Having looked at the 2019 pass rates of Richmond’s elementary schools, let’s turn to the middle schools.
Note: The Board of Education has designed its SOL reporting to discriminate against Richmond and other divisions with large populations of economically disadvantaged (“ED”) students. Those students underperform their more affluent peers (“Not ED”) by about 20 points on average. As a result, the SOL averages for divisions such as Richmond (ca. 2/3 ED) are lowered relative to divisions with similar ED and Not ED pass rates but fewer ED students. Fortunately, the database provides both ED and Not ED pass rates.
We’ll start with the 6th grade reading pass rates for the Not ED (more affluent) students.
Henderson is blank on this graph because its small number of Not ED students tested triggered the suppression rule (<10 Not ED students tested at this grade level). All we can say about that school is that nearly all the 6th Grade students are ED.
Franklin is unusual in that it has both middle- and high school grades. I’ve included Franklin here because the by-grade data cut out any effect of the high school grades. All the same, Franklin is a selective school so its numbers don’t compare directly to the mainstream middle schools.
Aside from Franklin, only Hill beat the state average. Binford handily beat the nominal benchmark for English accreditation (75%). The Not ED students of the remaining schools failed at either bad or catastrophic rates.
As to the ED students, only Franklin broke 50% on the 6th grade reading tests.
Turning to the seventh grade:
This time MLK replaced Henderson in the clutches of the suppression rule. Elkhardt-Thompson and Boushall stayed in the race to the cellar, joined there by Henderson.
As to the ED students, Franklin led the pack. Otherwise, only Brown and Hill broke 50%.
The 8th grade data were another chorus of the same distressing song.
The math data were even more disturbing.
Turning to the school averages we lose Franklin: The database will not give an average over just the middle school students there.
On the reading tests we see Not ED students did well at Hill and Binford.
None of the other schools made the nominal benchmark for accreditation.
No school did well with its ED students.
In terms of the Not ED/ED differences, Hill and Binford did a Munford: Despite excellent Not ED numbers, the ED pass rates were unusually low.

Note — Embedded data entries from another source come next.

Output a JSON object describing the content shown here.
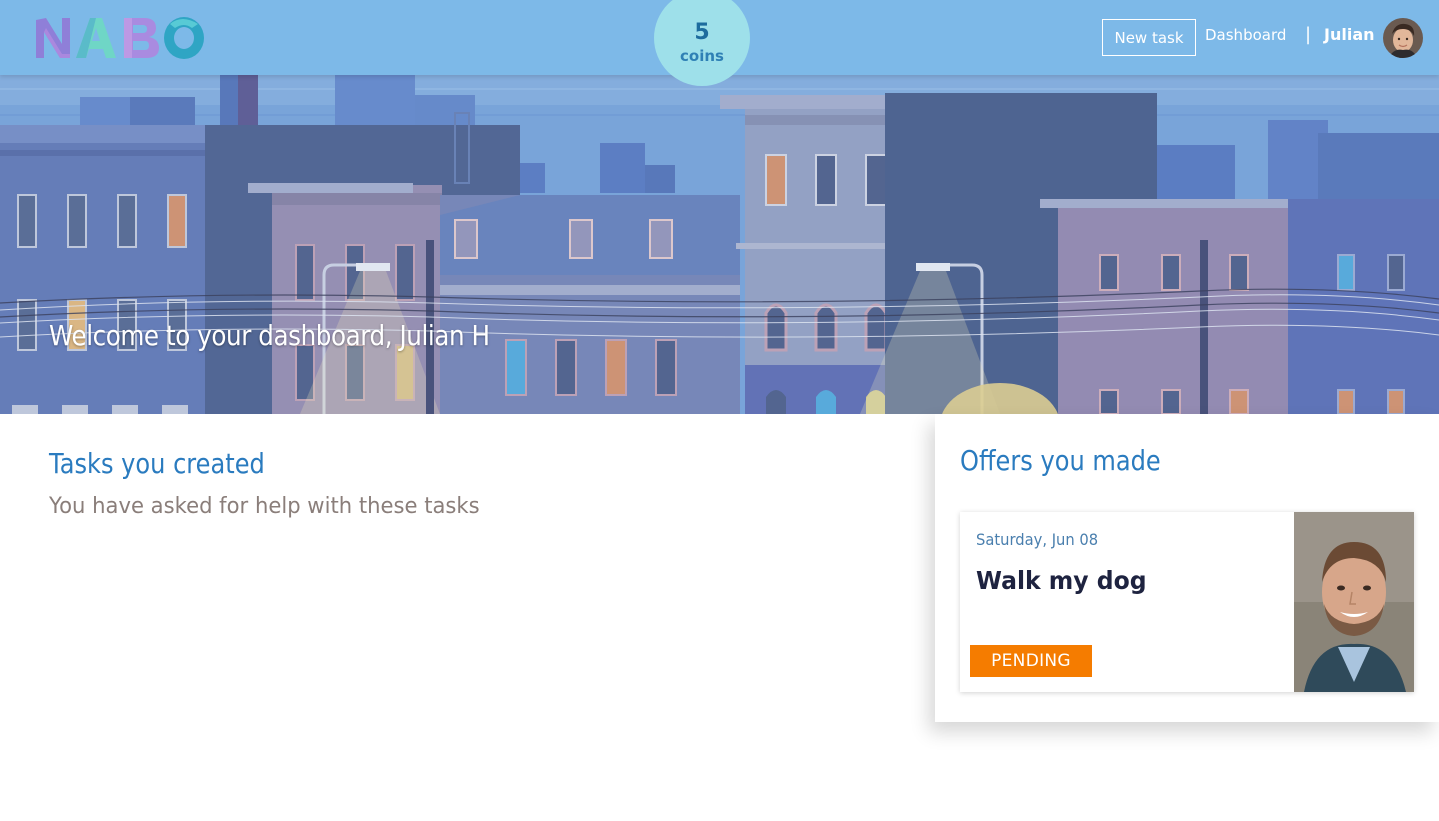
{
  "header": {
    "logo_text": "NABO",
    "coins": {
      "count": "5",
      "label": "coins"
    },
    "new_task_label": "New task",
    "dashboard_label": "Dashboard",
    "separator": "|",
    "user_name": "Julian"
  },
  "hero": {
    "welcome": "Welcome to your dashboard, Julian H"
  },
  "tasks_created": {
    "title": "Tasks you created",
    "subtitle": "You have asked for help with these tasks"
  },
  "offers": {
    "title": "Offers you made",
    "items": [
      {
        "date": "Saturday, Jun 08",
        "task": "Walk my dog",
        "status": "PENDING"
      }
    ]
  },
  "colors": {
    "header_bg": "#7db9e8",
    "coins_bg": "#9ee0ea",
    "accent_blue": "#2a7bbf",
    "status_pending": "#f57c00"
  }
}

The other schools produced unusually small Not ED/ED differences and the Boushall numbers are anomalous, with the ED students outscoring the Not ED.
Turning to the Not ED math data, we see Hill did well again while Binford performed at the margin and the other schools languished in failure.
The ED math numbers were even worse than the reading, with no school breaking 50%.
The Not ED/ED differences were similar to those on the reading tests with Hill’s ED underperformance even more exaggerated, Binford’s less so, and Boushall again an anomaly.
In light of these data, it is no mystery why Richmond’s enrollment drops over 15% between the 5th and 6th grades.
Stay tuned for the high school numbers.